(WHAT YOU ARE ASKED TO DO)
Below are the records; count the lines that include the string "制品类别" and give only that number.
--------------------------------------------------
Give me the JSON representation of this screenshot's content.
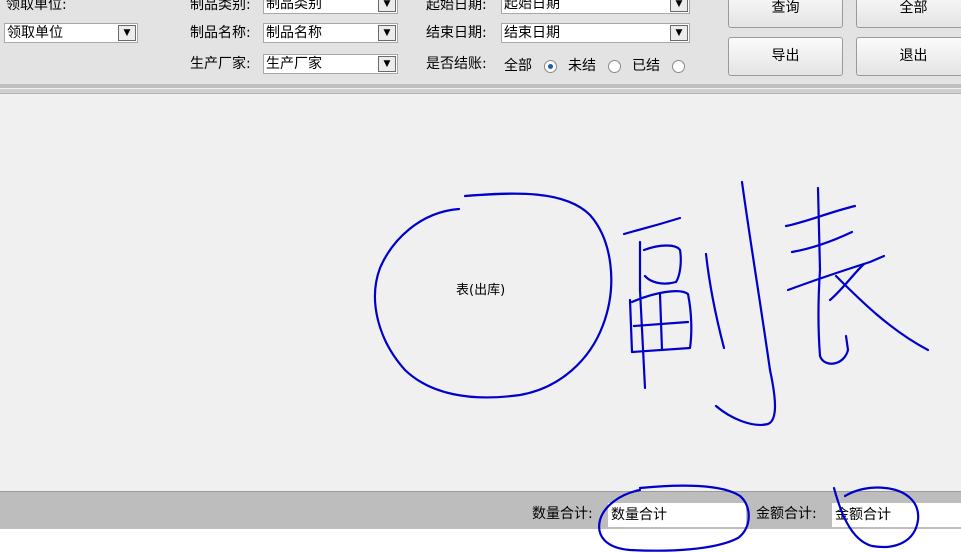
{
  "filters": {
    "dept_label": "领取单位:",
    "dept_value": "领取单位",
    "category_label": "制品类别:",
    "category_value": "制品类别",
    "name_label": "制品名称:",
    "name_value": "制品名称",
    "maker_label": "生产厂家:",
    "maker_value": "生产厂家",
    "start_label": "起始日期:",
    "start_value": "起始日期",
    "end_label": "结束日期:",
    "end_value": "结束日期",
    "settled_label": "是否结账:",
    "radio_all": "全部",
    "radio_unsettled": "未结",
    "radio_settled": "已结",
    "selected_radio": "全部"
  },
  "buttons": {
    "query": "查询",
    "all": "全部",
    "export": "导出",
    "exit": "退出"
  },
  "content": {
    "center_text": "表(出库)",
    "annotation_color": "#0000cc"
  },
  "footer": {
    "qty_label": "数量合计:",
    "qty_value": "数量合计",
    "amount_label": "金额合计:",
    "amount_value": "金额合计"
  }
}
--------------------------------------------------
(RESULT OF THE EXERCISE)
2